Charlotte Wise, Craig Wesley Divino. Photo: Jeremy Daniel.
The play’s peculiar style requires actors who can walk the tightrope of making their characters fundamentally believable even when what they say and do is unbelievable; sometimes this demands that they convey ever-so-subtle nuances that hint at their complicity in behavior they acknowledge is silly but necessary to get a point across. What we get, instead, is a lot of mugging directed at the audience, essentially asking it to agree with whatever someone on stage is saying.

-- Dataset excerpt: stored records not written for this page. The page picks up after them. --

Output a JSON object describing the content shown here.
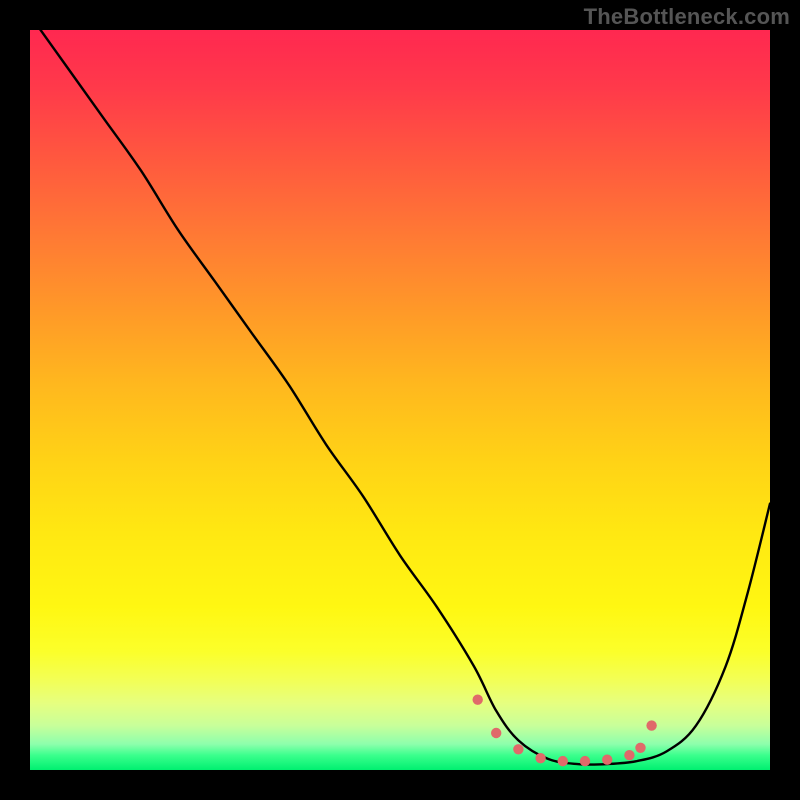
{
  "watermark": "TheBottleneck.com",
  "chart_data": {
    "type": "line",
    "title": "",
    "xlabel": "",
    "ylabel": "",
    "xlim": [
      0,
      100
    ],
    "ylim": [
      0,
      100
    ],
    "gradient_stops": [
      {
        "pct": 0,
        "color": "#ff2850"
      },
      {
        "pct": 8,
        "color": "#ff3a4a"
      },
      {
        "pct": 18,
        "color": "#ff5a3e"
      },
      {
        "pct": 28,
        "color": "#ff7a34"
      },
      {
        "pct": 38,
        "color": "#ff9928"
      },
      {
        "pct": 48,
        "color": "#ffb81e"
      },
      {
        "pct": 58,
        "color": "#ffd216"
      },
      {
        "pct": 68,
        "color": "#ffe812"
      },
      {
        "pct": 78,
        "color": "#fff712"
      },
      {
        "pct": 84,
        "color": "#fbff2a"
      },
      {
        "pct": 88,
        "color": "#f2ff58"
      },
      {
        "pct": 91,
        "color": "#e6ff80"
      },
      {
        "pct": 94,
        "color": "#c8ff9a"
      },
      {
        "pct": 96.5,
        "color": "#8dffac"
      },
      {
        "pct": 98,
        "color": "#3bff8d"
      },
      {
        "pct": 100,
        "color": "#00f070"
      }
    ],
    "series": [
      {
        "name": "bottleneck-curve",
        "x": [
          0,
          5,
          10,
          15,
          20,
          25,
          30,
          35,
          40,
          45,
          50,
          55,
          60,
          63,
          66,
          70,
          74,
          78,
          82,
          86,
          90,
          94,
          97,
          100
        ],
        "values": [
          102,
          95,
          88,
          81,
          73,
          66,
          59,
          52,
          44,
          37,
          29,
          22,
          14,
          8,
          4,
          1.5,
          0.8,
          0.8,
          1.2,
          2.5,
          6,
          14,
          24,
          36
        ]
      }
    ],
    "markers": {
      "name": "valley-dots",
      "color": "#e06a6a",
      "points": [
        {
          "x": 60.5,
          "y": 9.5
        },
        {
          "x": 63.0,
          "y": 5.0
        },
        {
          "x": 66.0,
          "y": 2.8
        },
        {
          "x": 69.0,
          "y": 1.6
        },
        {
          "x": 72.0,
          "y": 1.2
        },
        {
          "x": 75.0,
          "y": 1.2
        },
        {
          "x": 78.0,
          "y": 1.4
        },
        {
          "x": 81.0,
          "y": 2.0
        },
        {
          "x": 82.5,
          "y": 3.0
        },
        {
          "x": 84.0,
          "y": 6.0
        }
      ]
    }
  }
}
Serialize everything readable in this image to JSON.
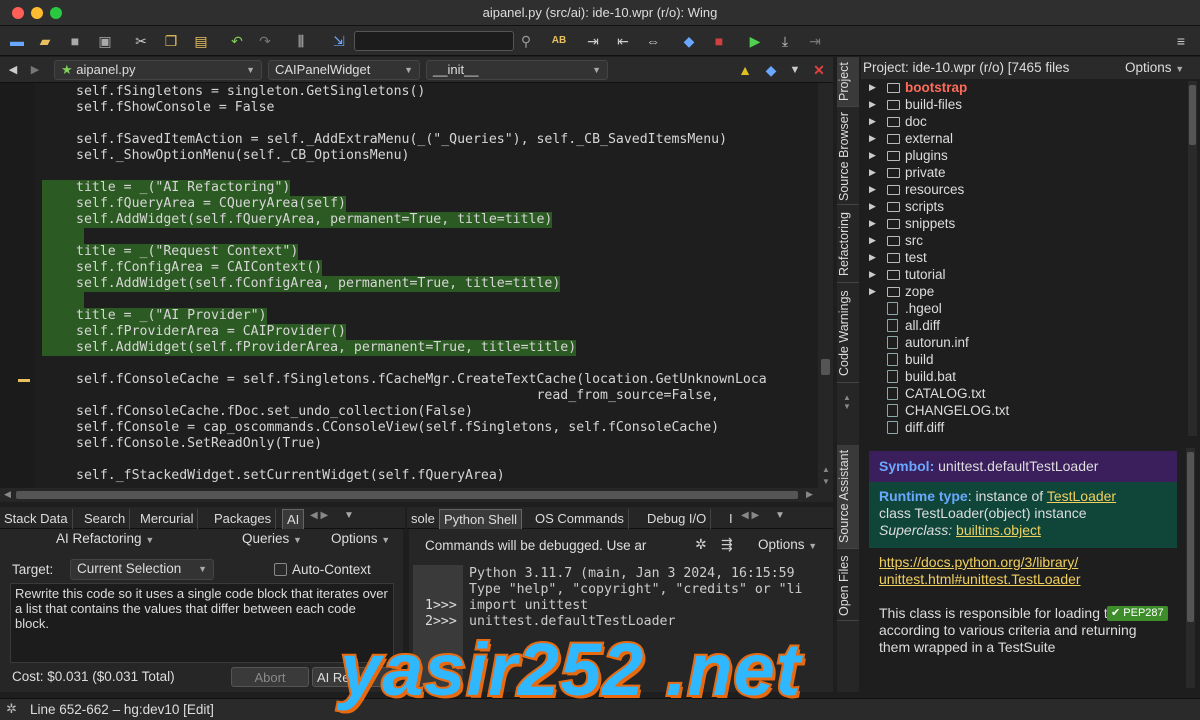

Jason O'Connell, Kate McCluggage, Matt Harrington. Photo: Jeremy Daniel.
The kid actors are fine, but, of the adults, only the tall, slender MacCluggage (who doubles as one of Ryan’s late wives, originally covered by a separate actress), finds the right tonal balance between seriousness and farce, sincerity and wit. On the other hand, O’Connell (who also plays a dead Nazi, another role originally played by a different actor) makes the gum-chewing, chauvinistic, misogynistic Ryan so cartoonishly aggressive and obnoxiously apelike (he prefers a partial crouch to standing straight), it’s incomprehensible how anyone, even in the play’s bizarro world, much less the paying audience, wouldn’t do everything in their power to climb the nearest tree.
Finn Faulconer, Kate McCluggage, Jason O'Connell. Photo: Jeremy Daniel.
Yes, the audience chuckled now and then (I even felt spittle from one big laugh fall from behind on my pate), and, yes, there are those mostly positive reviews. Personally, though, I’m afraid I won’t be bringing presents to celebrate Happy Birthday, Wanda June.


Gene Frankel Theatre
24 Bond St., NYC
Through June 2